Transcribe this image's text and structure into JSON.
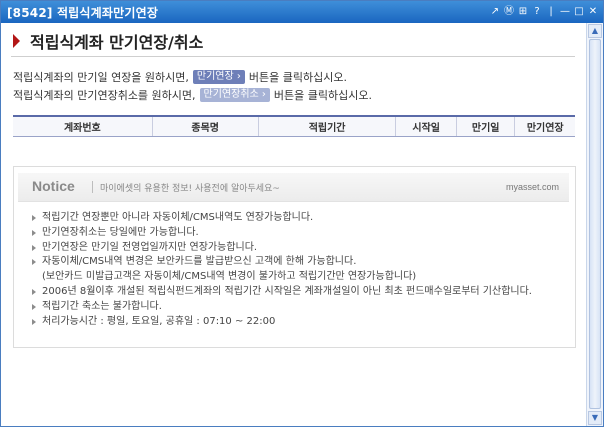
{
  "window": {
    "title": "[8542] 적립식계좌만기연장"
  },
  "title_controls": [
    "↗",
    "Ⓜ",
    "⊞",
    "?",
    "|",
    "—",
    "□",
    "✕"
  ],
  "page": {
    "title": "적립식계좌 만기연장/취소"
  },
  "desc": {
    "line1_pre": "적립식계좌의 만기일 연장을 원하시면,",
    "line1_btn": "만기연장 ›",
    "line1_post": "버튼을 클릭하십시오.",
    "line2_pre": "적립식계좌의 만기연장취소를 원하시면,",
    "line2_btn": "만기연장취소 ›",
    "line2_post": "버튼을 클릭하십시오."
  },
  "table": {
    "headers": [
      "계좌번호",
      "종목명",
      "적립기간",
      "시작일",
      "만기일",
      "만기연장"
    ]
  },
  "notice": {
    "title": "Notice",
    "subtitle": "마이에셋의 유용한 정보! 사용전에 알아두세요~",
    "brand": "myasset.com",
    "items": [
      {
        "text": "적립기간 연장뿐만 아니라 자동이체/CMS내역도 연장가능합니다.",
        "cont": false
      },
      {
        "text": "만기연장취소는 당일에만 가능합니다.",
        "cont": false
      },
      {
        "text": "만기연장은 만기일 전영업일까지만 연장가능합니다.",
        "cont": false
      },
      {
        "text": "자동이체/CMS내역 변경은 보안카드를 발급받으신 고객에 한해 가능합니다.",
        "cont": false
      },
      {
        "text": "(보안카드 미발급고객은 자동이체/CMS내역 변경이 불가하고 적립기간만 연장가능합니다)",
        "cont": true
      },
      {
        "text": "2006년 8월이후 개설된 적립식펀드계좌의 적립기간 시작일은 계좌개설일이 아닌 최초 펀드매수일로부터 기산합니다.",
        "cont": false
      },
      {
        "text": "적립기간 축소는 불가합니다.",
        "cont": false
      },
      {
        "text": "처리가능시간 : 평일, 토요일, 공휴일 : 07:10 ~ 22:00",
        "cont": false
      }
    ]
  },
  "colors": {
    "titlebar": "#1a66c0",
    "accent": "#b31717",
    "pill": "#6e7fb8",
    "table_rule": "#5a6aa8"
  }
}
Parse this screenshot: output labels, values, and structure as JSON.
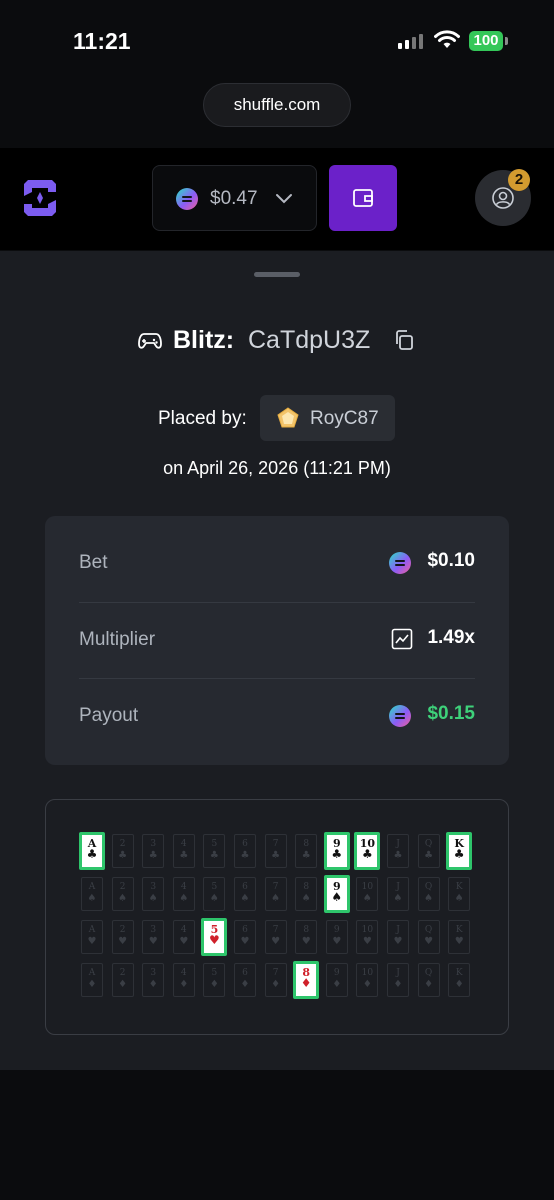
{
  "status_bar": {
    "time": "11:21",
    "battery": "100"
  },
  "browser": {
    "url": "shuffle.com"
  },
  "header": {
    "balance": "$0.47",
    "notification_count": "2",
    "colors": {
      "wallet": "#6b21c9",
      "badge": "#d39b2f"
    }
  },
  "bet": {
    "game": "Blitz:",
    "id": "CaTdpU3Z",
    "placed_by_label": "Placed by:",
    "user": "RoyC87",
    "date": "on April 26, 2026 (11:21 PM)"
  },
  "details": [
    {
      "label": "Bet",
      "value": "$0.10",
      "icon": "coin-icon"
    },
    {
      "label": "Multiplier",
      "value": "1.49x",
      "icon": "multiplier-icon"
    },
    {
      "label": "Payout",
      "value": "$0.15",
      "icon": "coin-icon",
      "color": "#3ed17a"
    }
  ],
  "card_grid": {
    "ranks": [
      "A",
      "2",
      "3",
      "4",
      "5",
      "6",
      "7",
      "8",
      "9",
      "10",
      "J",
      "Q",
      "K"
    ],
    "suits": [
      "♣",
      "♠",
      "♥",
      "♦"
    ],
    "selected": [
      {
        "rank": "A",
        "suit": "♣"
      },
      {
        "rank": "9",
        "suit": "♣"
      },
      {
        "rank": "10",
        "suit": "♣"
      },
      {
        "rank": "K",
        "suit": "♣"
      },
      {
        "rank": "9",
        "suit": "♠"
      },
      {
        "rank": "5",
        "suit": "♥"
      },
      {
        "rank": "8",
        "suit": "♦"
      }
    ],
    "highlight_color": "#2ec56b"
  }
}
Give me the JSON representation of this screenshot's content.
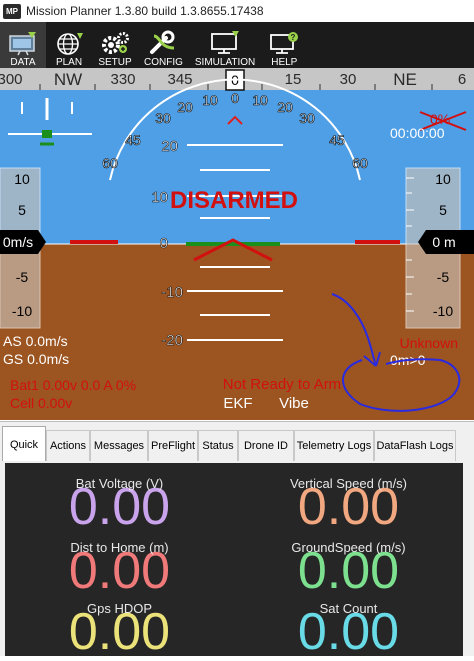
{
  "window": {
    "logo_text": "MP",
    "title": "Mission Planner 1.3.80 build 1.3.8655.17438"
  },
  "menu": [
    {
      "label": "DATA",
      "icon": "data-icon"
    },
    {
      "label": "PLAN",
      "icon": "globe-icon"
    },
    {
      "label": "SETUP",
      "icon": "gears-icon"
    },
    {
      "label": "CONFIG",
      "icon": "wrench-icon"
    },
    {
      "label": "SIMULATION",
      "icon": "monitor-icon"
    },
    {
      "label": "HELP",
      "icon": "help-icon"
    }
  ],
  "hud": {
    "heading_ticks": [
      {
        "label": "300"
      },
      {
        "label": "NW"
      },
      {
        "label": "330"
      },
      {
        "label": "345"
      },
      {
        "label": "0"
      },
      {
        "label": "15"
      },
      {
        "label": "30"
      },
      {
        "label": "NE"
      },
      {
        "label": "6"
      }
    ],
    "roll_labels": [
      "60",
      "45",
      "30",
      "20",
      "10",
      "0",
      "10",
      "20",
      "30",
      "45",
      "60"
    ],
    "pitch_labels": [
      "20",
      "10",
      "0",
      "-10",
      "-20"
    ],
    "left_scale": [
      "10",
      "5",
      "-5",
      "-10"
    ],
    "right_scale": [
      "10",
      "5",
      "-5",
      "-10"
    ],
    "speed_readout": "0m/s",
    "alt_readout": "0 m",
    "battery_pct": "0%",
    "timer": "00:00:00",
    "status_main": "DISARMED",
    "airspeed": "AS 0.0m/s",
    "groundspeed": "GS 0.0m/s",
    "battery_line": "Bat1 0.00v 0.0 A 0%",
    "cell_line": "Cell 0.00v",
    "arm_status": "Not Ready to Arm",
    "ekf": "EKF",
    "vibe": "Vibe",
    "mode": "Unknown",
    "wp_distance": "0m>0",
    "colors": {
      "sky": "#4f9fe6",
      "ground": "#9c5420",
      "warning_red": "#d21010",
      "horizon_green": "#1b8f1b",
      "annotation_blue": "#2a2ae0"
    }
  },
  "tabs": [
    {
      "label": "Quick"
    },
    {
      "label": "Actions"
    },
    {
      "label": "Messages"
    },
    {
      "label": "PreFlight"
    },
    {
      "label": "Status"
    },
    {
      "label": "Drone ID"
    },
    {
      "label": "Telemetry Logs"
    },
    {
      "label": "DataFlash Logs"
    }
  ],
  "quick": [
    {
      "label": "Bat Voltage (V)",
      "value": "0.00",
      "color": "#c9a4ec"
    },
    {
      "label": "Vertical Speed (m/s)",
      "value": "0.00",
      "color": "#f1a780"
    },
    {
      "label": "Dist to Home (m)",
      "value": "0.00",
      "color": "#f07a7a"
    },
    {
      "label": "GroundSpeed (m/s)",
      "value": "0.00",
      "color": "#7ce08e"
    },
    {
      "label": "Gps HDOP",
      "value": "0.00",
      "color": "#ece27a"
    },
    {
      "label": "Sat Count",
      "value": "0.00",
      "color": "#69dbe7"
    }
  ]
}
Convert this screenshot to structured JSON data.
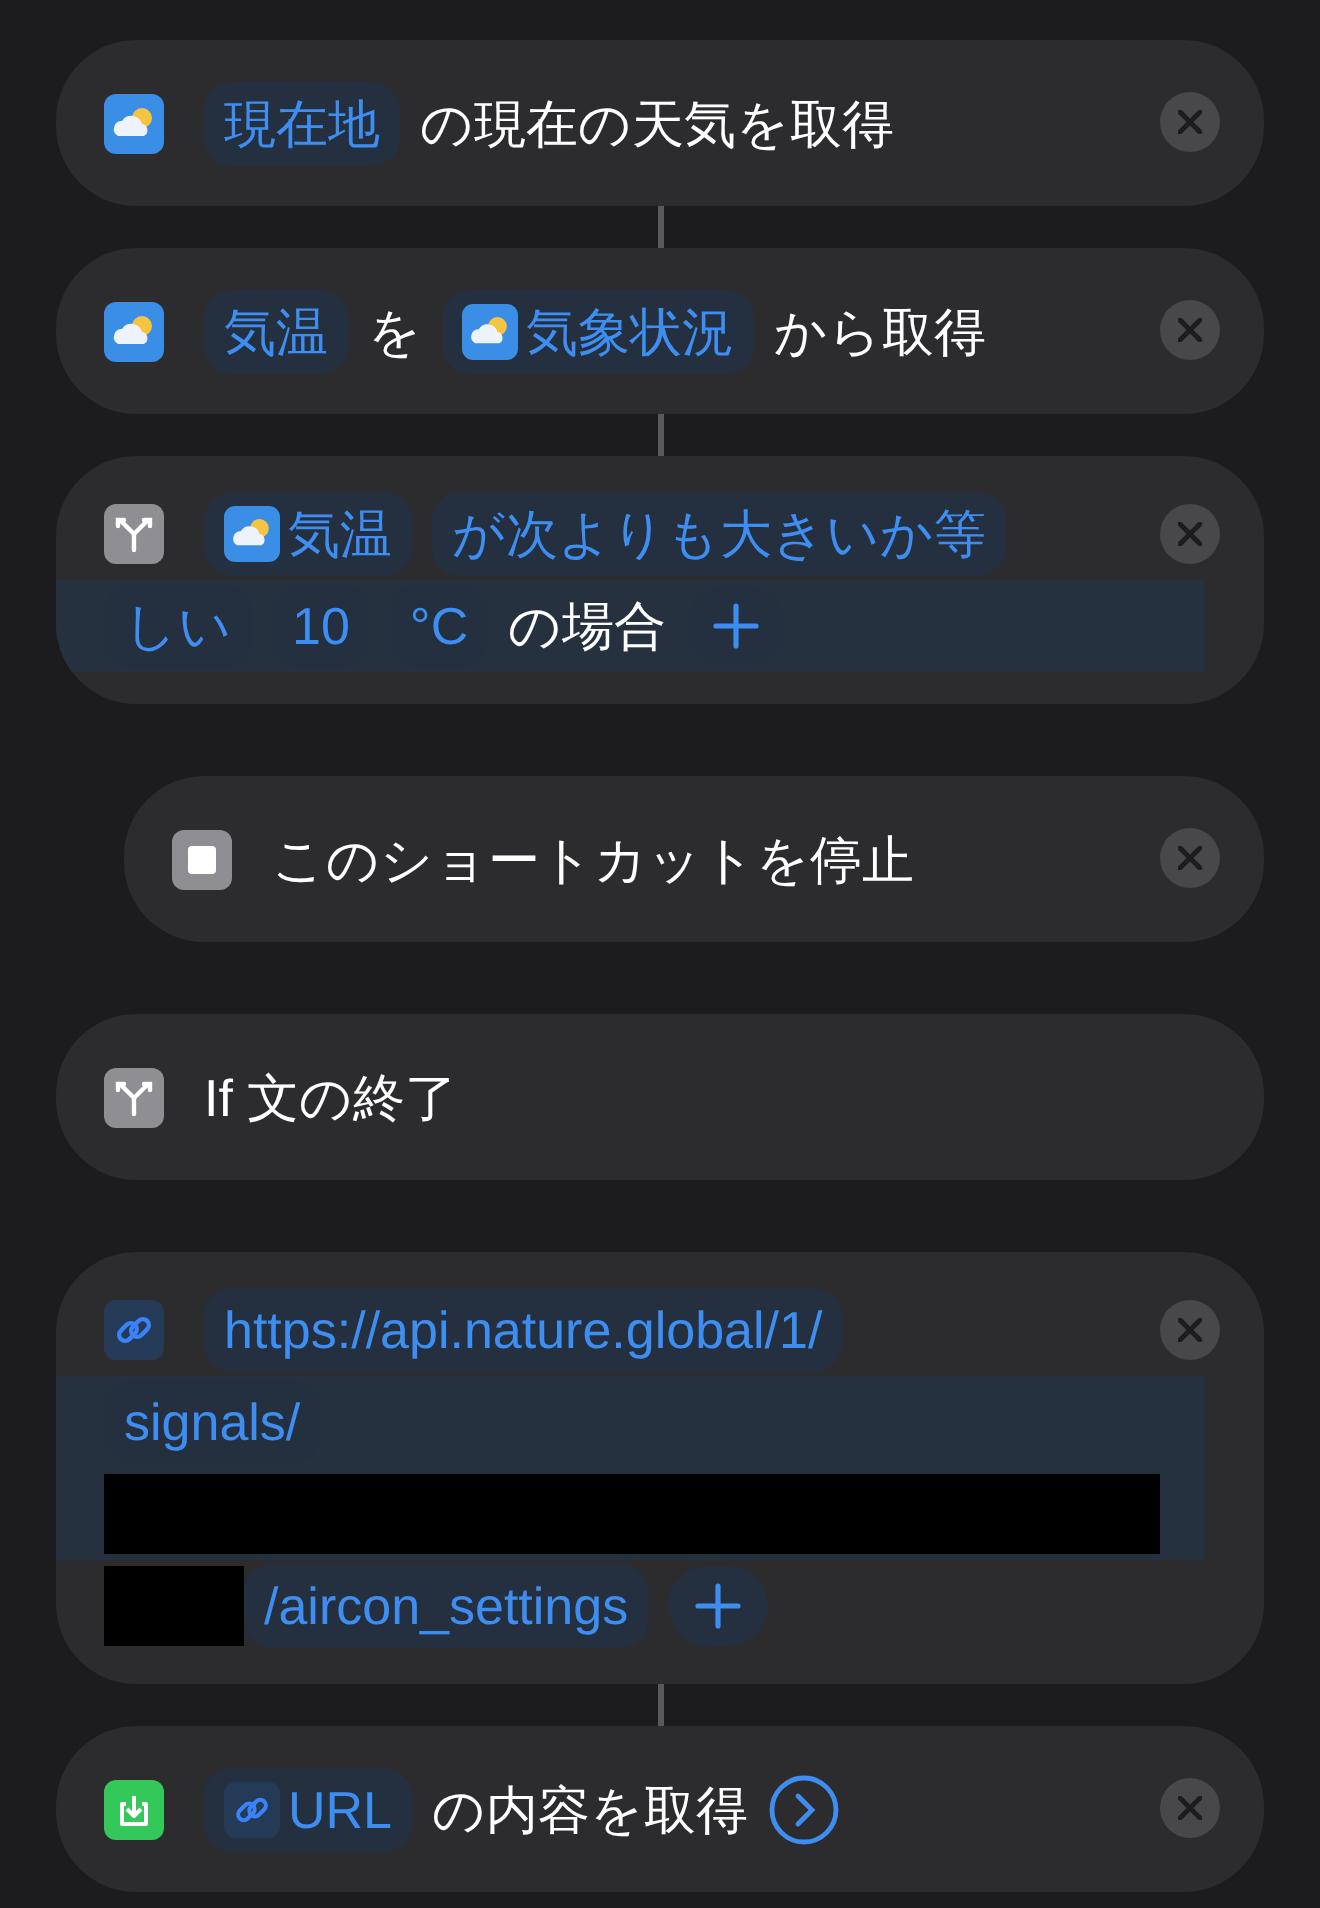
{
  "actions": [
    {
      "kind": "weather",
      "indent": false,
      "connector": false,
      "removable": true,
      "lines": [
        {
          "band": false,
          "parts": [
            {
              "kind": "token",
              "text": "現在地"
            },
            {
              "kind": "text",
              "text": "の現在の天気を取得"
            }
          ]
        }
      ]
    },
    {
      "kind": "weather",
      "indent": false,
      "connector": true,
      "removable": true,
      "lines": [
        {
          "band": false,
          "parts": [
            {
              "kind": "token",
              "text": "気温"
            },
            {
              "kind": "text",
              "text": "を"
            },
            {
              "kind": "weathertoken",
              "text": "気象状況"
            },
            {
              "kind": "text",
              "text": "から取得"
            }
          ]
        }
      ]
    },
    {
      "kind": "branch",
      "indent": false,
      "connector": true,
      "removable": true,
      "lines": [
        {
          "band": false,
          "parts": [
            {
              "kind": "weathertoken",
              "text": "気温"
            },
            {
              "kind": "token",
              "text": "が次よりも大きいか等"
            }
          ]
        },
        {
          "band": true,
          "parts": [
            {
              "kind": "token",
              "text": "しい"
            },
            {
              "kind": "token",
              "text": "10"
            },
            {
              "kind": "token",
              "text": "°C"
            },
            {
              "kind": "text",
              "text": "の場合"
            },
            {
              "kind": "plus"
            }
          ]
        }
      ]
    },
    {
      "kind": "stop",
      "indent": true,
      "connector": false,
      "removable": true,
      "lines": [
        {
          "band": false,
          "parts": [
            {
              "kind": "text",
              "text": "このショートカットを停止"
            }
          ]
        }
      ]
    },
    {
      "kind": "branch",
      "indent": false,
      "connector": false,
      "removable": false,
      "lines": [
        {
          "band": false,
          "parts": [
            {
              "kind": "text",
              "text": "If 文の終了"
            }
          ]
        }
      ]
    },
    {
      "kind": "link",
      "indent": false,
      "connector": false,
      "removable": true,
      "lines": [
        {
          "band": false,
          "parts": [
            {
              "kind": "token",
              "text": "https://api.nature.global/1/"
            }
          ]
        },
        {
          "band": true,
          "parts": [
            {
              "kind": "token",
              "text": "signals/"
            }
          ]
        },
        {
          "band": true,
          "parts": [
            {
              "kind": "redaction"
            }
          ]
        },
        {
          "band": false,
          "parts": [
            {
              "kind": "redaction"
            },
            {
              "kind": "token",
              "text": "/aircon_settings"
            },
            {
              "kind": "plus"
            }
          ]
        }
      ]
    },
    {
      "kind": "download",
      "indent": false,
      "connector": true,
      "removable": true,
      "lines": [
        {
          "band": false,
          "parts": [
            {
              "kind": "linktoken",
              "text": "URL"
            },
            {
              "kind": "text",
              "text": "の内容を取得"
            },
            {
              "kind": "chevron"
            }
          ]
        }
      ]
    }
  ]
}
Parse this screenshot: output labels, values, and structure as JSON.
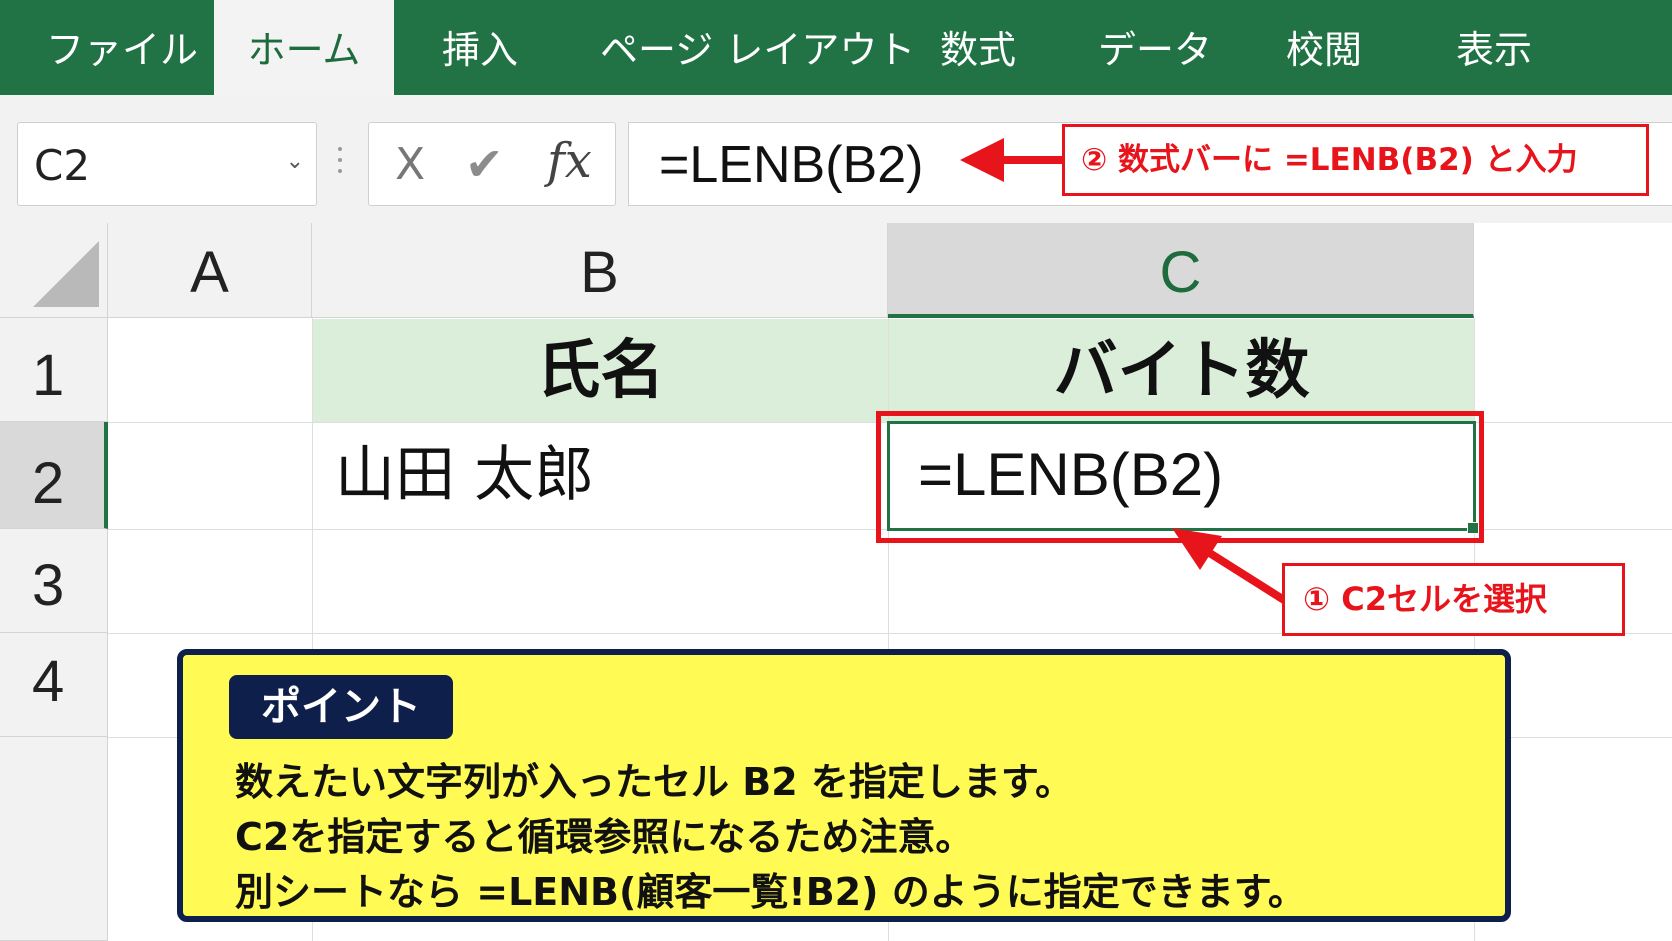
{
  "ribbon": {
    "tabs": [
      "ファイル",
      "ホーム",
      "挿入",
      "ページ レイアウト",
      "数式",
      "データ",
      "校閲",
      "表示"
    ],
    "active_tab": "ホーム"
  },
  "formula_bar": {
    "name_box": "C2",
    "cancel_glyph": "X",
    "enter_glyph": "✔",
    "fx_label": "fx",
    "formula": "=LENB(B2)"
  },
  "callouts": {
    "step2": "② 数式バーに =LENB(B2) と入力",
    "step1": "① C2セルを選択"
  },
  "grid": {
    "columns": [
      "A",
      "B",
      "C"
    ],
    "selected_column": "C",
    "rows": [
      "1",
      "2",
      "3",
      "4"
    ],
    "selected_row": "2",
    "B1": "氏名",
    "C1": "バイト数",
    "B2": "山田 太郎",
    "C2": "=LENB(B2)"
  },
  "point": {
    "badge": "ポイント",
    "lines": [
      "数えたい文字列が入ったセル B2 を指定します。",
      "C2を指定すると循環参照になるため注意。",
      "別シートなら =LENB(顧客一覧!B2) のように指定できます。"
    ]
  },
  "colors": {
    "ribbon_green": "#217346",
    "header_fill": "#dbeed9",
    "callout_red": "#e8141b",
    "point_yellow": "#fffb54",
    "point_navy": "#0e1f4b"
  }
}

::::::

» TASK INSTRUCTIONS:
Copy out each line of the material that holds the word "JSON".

» WRITTEN SOLUTION:
Transcribe this image's text and structure into JSON.
Parse this screenshot: output labels, values, and structure as JSON.
Give me the JSON representation of this screenshot's content.
Convert this screenshot to structured JSON data.
Parse this screenshot: output labels, values, and structure as JSON.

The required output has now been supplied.